I don’t know what to say about Dennis. He tires easily. He sits most of the time either looking at his phone or the TV. He goes to sleep early and wakes up late, and takes naps. He’s very slow in most movements, but can occasionally go faster if he thinks of it. His right hand tremor is still there and he thinks it’s starting in his left as well. But, he has been remarkable calm, self-controlled, and capable of taking care of himself for hours at a time. He still has a simplistic view of human physiology and is always researching new ways to clear the amyloid proteins out of his brain. The latest attempt is to take black cohosh which he thinks is a natural source of secretase, a proteolytic enzyme. I’ve tried to convince him otherwise – no luck.

He loves to think about spiritual things and enjoys our time reading Bible and having devotions. He’s very concerned about others, especially our sister-in-law who has cancer, and prays for them. He talks mostly about the things he’s seen on TV even when others don’t seem to be interested, so still not very aware. One other thing I notice is that his voice is always soft and breathy, like his throat is swollen. It makes me hurt to listen to him and I often have to ask him to repeat. His speech is flat and without vocal variety.

He wants, with all his heart, to believe that he is reversing his condition by the things he is doing and that Dr. Bredesen’s treatment of Alzheimer’s is working for him as well. I imagine it was disappointing for him to hear Dr. Sudak say that he was a little “ahead of the science” – that is, if he really heard it.


He Is Retiring!

June 27, 2018

My thinking is overwhelmed. It is the night before the husband’s retirement celebration and I am nervously trying to think through all his medical concerns. I know I will be asked tomorrow about how he is faring and what news we have. It is complicated.

The doctor we talked to today spoke so fast and jumped from one topic to another without explaining the relationship.
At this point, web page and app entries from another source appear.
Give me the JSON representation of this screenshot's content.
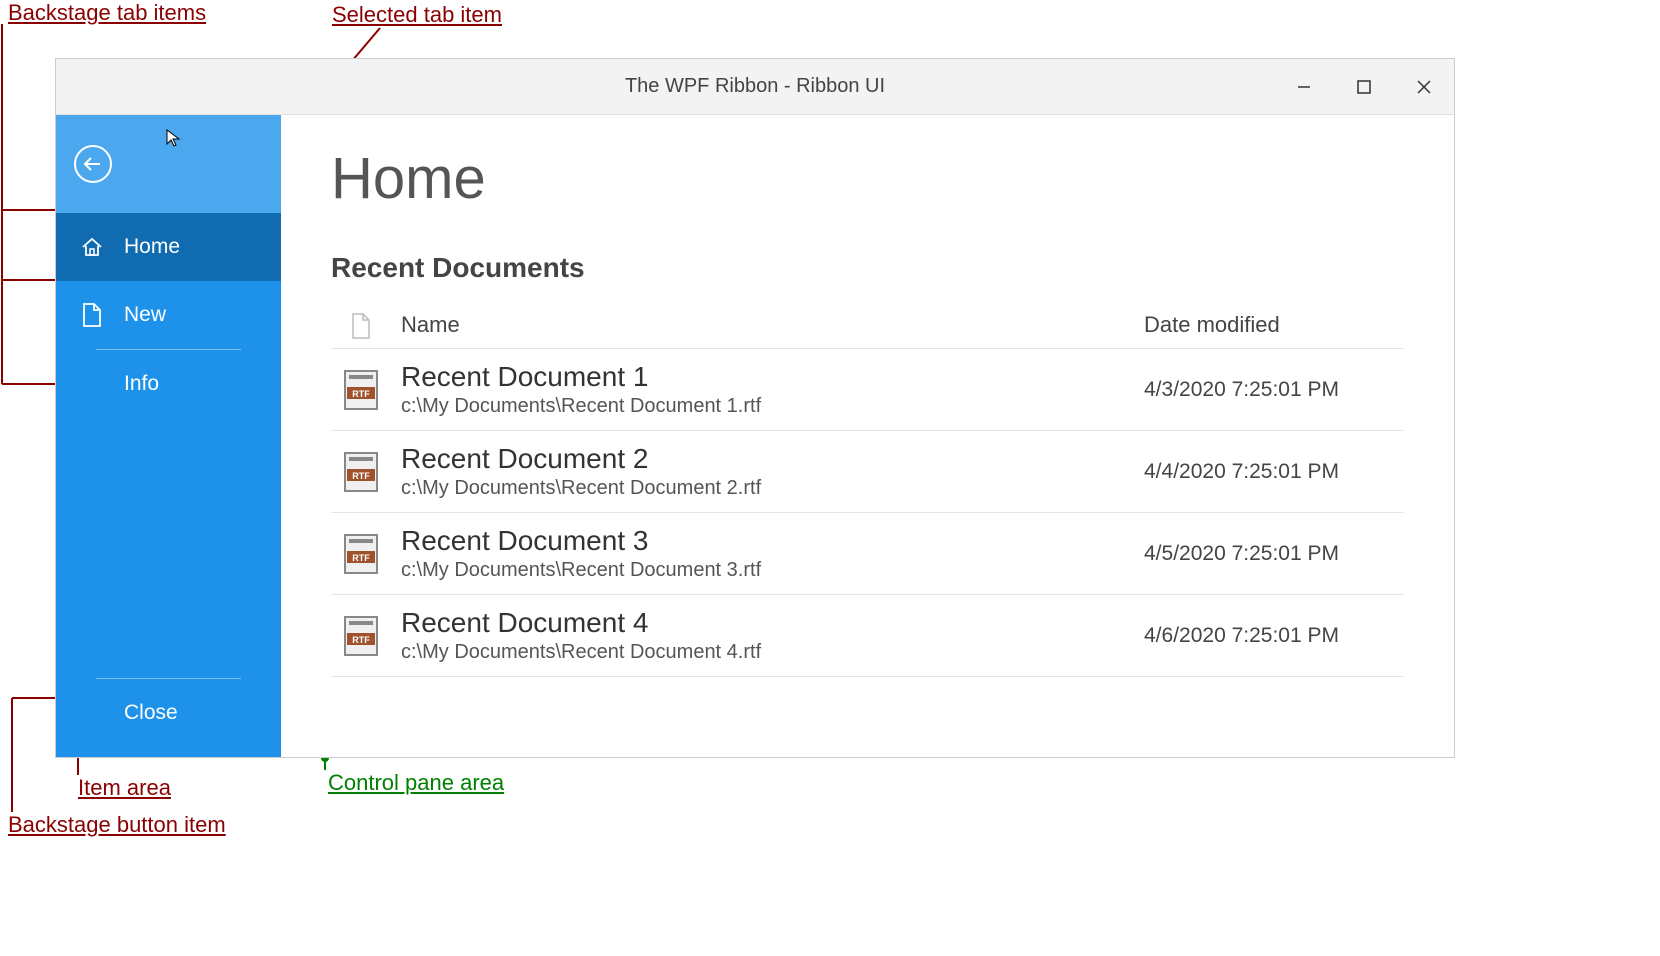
{
  "annotations": {
    "backstage_tab_items": "Backstage tab items",
    "selected_tab_item": "Selected tab item",
    "item_area": "Item area",
    "backstage_button_item": "Backstage button item",
    "control_pane_area": "Control pane area"
  },
  "window": {
    "title": "The WPF Ribbon - Ribbon UI"
  },
  "sidebar": {
    "items": [
      {
        "label": "Home",
        "icon": "home"
      },
      {
        "label": "New",
        "icon": "file"
      },
      {
        "label": "Info",
        "icon": ""
      },
      {
        "label": "Close",
        "icon": ""
      }
    ]
  },
  "content": {
    "title": "Home",
    "section": "Recent Documents",
    "headers": {
      "name": "Name",
      "date": "Date modified"
    },
    "documents": [
      {
        "name": "Recent Document 1",
        "path": "c:\\My Documents\\Recent Document 1.rtf",
        "date": "4/3/2020 7:25:01 PM"
      },
      {
        "name": "Recent Document 2",
        "path": "c:\\My Documents\\Recent Document 2.rtf",
        "date": "4/4/2020 7:25:01 PM"
      },
      {
        "name": "Recent Document 3",
        "path": "c:\\My Documents\\Recent Document 3.rtf",
        "date": "4/5/2020 7:25:01 PM"
      },
      {
        "name": "Recent Document 4",
        "path": "c:\\My Documents\\Recent Document 4.rtf",
        "date": "4/6/2020 7:25:01 PM"
      }
    ]
  }
}
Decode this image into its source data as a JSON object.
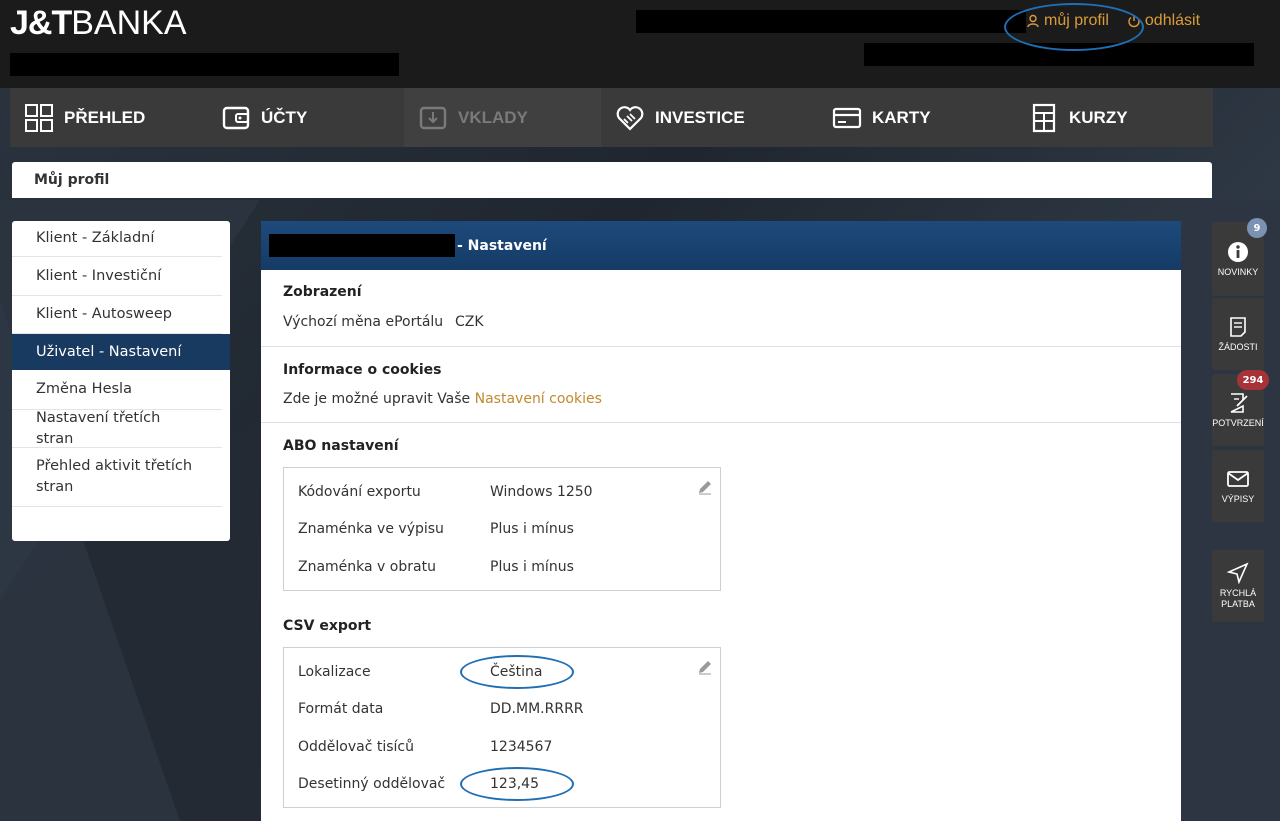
{
  "brand": {
    "logo_bold": "J&T",
    "logo_light": "BANKA"
  },
  "top_links": {
    "profile": "můj profil",
    "logout": "odhlásit"
  },
  "nav": [
    {
      "label": "PŘEHLED",
      "icon": "grid-icon"
    },
    {
      "label": "ÚČTY",
      "icon": "wallet-icon"
    },
    {
      "label": "VKLADY",
      "icon": "deposit-icon"
    },
    {
      "label": "INVESTICE",
      "icon": "handshake-icon"
    },
    {
      "label": "KARTY",
      "icon": "card-icon"
    },
    {
      "label": "KURZY",
      "icon": "table-icon"
    }
  ],
  "breadcrumb": "Můj profil",
  "side_menu": [
    "Klient - Základní",
    "Klient - Investiční",
    "Klient - Autosweep",
    "Uživatel - Nastavení",
    "Změna Hesla",
    "Nastavení třetích stran",
    "Přehled aktivit třetích stran"
  ],
  "main": {
    "header_suffix": "- Nastavení",
    "display": {
      "title": "Zobrazení",
      "label": "Výchozí měna ePortálu",
      "value": "CZK"
    },
    "cookies": {
      "title": "Informace o cookies",
      "text": "Zde je možné upravit Vaše",
      "link": "Nastavení cookies"
    },
    "abo": {
      "title": "ABO nastavení",
      "rows": [
        {
          "label": "Kódování exportu",
          "value": "Windows 1250"
        },
        {
          "label": "Znaménka ve výpisu",
          "value": "Plus i mínus"
        },
        {
          "label": "Znaménka v obratu",
          "value": "Plus i mínus"
        }
      ]
    },
    "csv": {
      "title": "CSV export",
      "rows": [
        {
          "label": "Lokalizace",
          "value": "Čeština"
        },
        {
          "label": "Formát data",
          "value": "DD.MM.RRRR"
        },
        {
          "label": "Oddělovač tisíců",
          "value": "1234567"
        },
        {
          "label": "Desetinný oddělovač",
          "value": "123,45"
        }
      ]
    }
  },
  "tools": [
    {
      "label": "NOVINKY",
      "badge": "9"
    },
    {
      "label": "ŽÁDOSTI"
    },
    {
      "label": "POTVRZENÍ",
      "badge": "294"
    },
    {
      "label": "VÝPISY"
    },
    {
      "label": "RYCHLÁ PLATBA"
    }
  ],
  "colors": {
    "accent": "#d89c3a",
    "navy": "#193a60",
    "annotation": "#1f6fb5",
    "badge_red": "#a8323a",
    "badge_blue": "#7a93b3"
  }
}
I had to go home and google the condition to understand much of what he was saying. It was like he was on speed or something. The short of it is that the husband does have a type of heart failure, but not the kind that’s caused by a weak heart muscle. It is the kind where the muscle can’t relax. It is stiffened, and that can be causally related to hypertension (which he has) or sleep apnea (which I think he has) or a few other things like A fib (which he doesn’t have). It can be managed by treating the symptoms. He is already doing that as well as he can.

That is not to say that he doesn’t have the other condition (NPH), but the consensus is that he should be seen for that diagnosis at Mayo Clinic when we go up north. If he has NPH, he will need the specialists they have there. My head is swimming from being on the internet all evening looking at sleep apnea home tests and CPAP machines and applications for an appointment at the Clinic. I don’t even want to figure out how these things are going to fit in the schedule of the next two weeks before I’d like us to be heading out. It’s too much.

Both daughters have their tickets for the family reunion. People are posting their plans to attend. I am just hoping to be there and not in a hospital somewhere with the husband. We talk daily with my mom and I can tell she is a bit skeptical and wonders if we can pull this off. I’m trusting my master planner has it all figured out, and I’m going to be okay with the circumstances, as he arranges them. I think I appear calm, generally, but the fact that I keep going to the refrigerator, or the cookie can is evidence of what is under the surface. Food doesn’t exactly help how I feel but I crave it anyway.

There doesn’t seem to be much time between trips these days. Trips taking the husband to work, trips to the doctor’s office, trips to Good Will, trips to the store. The good thing about having only one vehicle is that the husband and I are together a lot, coming and going places. We are talking in a different way, or rather about different things than usual. Instead of him talking about fans and ventilation (thumbs down in my book) we talk about how he feels about retirement, and the preparations for moving and other stuff I find interesting and necessary. This is a good thing.